Andy Comfort: Heart disease is one of the U.K.’s biggest killers. Around 2.5 million people in the country live with this, and it kills 250 people every day. An optician in Hull [England] claims to be able to cure this, and Dr. Sydney Bush joins me in the studio to tell me all about this. Good morning, Sydney. Thank you for coming in.
I know you’ve got signs in your shop windows saying you cure heart disease. Now that’s a huge claim. Why do you say that?
Dr. Sydney Bush: Well, it’s quite simple. The doctors are stuck with a system of diagnosing heart disease that involves X-rays, and X-rays are hopelessly inadequate for demonstrating coronary atheroma [atherosclerosis]. They simply pass right through it.
Until there is a very, very substantial blockage, the X-rays fail to show that it is there. So the optometrist can legitimately claim to cure heart disease at a stage long before the doctors can demonstrate its presence.
Mr. Comfort: When you say “cure heart disease,” I understand that you can spot early signs of it. That’s different, isn’t it?
Dr. Bush: Going back to 1979, three very clever cardiologists and an ophthalmologist rather shot the medical profession in the foot because they found that there is a very tight correlation between the amount of disease showing in the eye (which wasn’t recognized until I did this work), … in the retinal arteries, and the same amount showing in the heart, using the crude X-rays of the day.
They were able to prove quite conclusively that the eye is in fact a perfect surrogate outcome indicator of the increase or decrease of coronary artery disease.
We were taught in optometry school that the arterial disease was [in the] sheathing around the arteries, and it isn’t in fact [in] the sheathing at all. It is cholesterol inside the arteries. The confusion came because—just like tropical fish that you can see right through—we are looking at these miniscule arterioles in the eye, and we are looking right through them. And so you can see the cholesterol inside them.
Mr. Comfort: What have doctors said to you about your claims because they still use X-rays to this day? What have they said?
Dr. Bush: Well, they don’t want to know.

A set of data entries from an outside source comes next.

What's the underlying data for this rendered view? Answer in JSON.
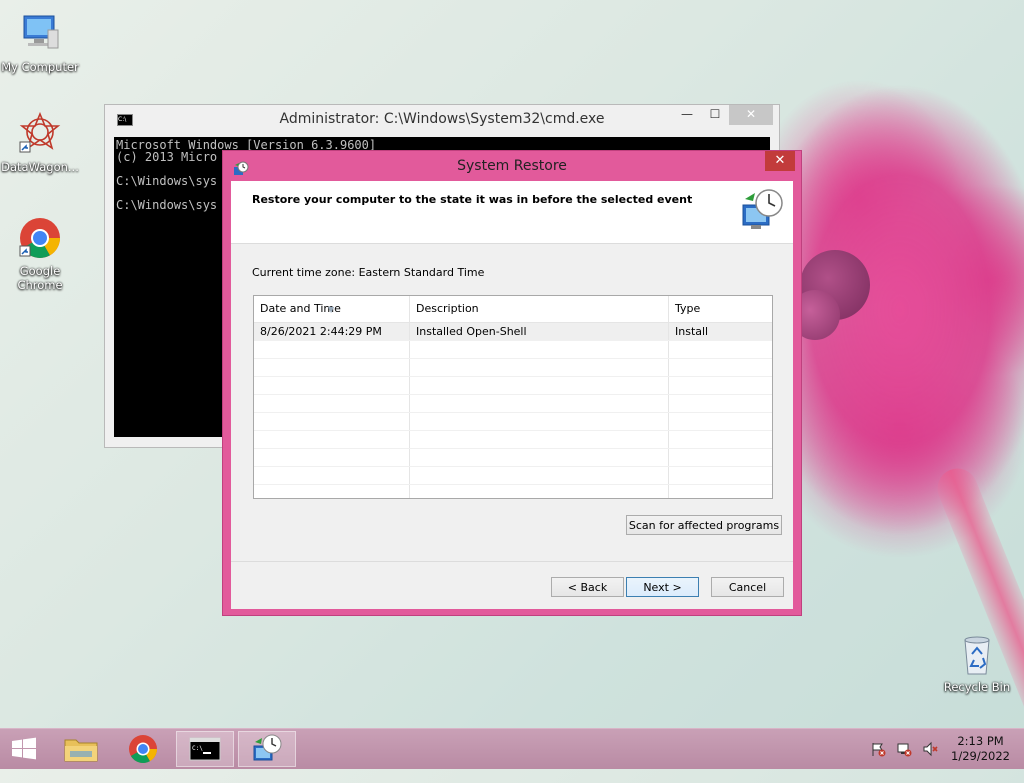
{
  "desktop": {
    "icons": [
      {
        "label": "My Computer"
      },
      {
        "label": "DataWagon..."
      },
      {
        "label": "Google Chrome"
      },
      {
        "label": "Recycle Bin"
      }
    ]
  },
  "cmd_window": {
    "title": "Administrator: C:\\Windows\\System32\\cmd.exe",
    "lines": [
      "Microsoft Windows [Version 6.3.9600]",
      "(c) 2013 Micro",
      "",
      "C:\\Windows\\sys",
      "",
      "C:\\Windows\\sys"
    ],
    "minimize": "—",
    "maximize": "☐",
    "close": "✕"
  },
  "system_restore": {
    "title": "System Restore",
    "close": "✕",
    "heading": "Restore your computer to the state it was in before the selected event",
    "timezone": "Current time zone: Eastern Standard Time",
    "columns": [
      "Date and Time",
      "Description",
      "Type"
    ],
    "rows": [
      {
        "date": "8/26/2021 2:44:29 PM",
        "description": "Installed Open-Shell",
        "type": "Install"
      }
    ],
    "scan_button": "Scan for affected programs",
    "back_button": "< Back",
    "next_button": "Next >",
    "cancel_button": "Cancel"
  },
  "taskbar": {
    "time": "2:13 PM",
    "date": "1/29/2022"
  },
  "colors": {
    "dialog_frame": "#e25a9b",
    "taskbar": "#c9a0b6",
    "primary_button_border": "#3c7fb1"
  }
}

Mr. Comfort: Why not?
Dr. Bush: Because it puts them in a very difficult position because the medical archive is corrupt. It has been distorted.
All the work that should have been done on vitamin C has not been approved for funding, and the work that has been done doesn’t gain prominence because it is hardly quoted in the newspapers that tend to be controlled by pharmacy. So the public never gets to hear what is in the learned journals.
Mr. Comfort: Which journals are these then because … there has been a lot of criticism of your claims?
Dr. Bush: Yes. Well, for instance, I have written five letters, which have been published. To the credit of the British Medical Journal, they have published five letters from me since 2004, but they fail to be reported in the media, and these letters are of vital public interest.
One, for example, was—and I wrote twice—to say that MRSA bugs can be cured, and the media completely ignored that. In the final letter … I said that [if I had MRSA] if the doctors didn’t provide [me with] sufficient vitamin C to cure MRSA, I would discharge myself from hospital to do it myself.
Mr. Comfort: Let me just read what the NHS [National Health Service] says. We did ask them to come on and talk to us. They have given us a statement and said that NHS Hull is aware that Sydney Bush is making claims regarding the prevention and cure of coronary heart disease.
NHS Hull has advised Mr. Bush that all cardiovascular services are commissioned using evidence set out by the National Institute of Health and Clinical Excellence. The Primary Care Trust has sought the advice of the General Optical Council with regard to Mr. Bush’s continued promotion of CardioRetinometry.
Later in the program we will hear more about … that. … They clearly … are not happy with what you are saying. They clearly are quite adamant that their evidence is there, set out by NICE, the National Institute of Clinical Excellence.
Dr. Bush: Yes. Well, apropos of that there is a very interesting story [that] just came out from New Zealand where a New Zealand family had to actually fight the doctors to get them to inject the vitamin C to save a farmer from dying of swine flu. I don’t know if you saw that story. But it came to a stand-up fight between the family and the doctors.
The family had to get the law on their side and force the hospital to provide the injections of vitamin C. The farmer’s lungs … [cleared up] magically on the X-ray within two days of being injected with vitamin C.
So then the farmer was discharged to his local hospital, and again there was a stand-up fight between the family and the doctors in the hospital. Neither hospital in Auckland [n]or the local hospital would provide an interview with the media.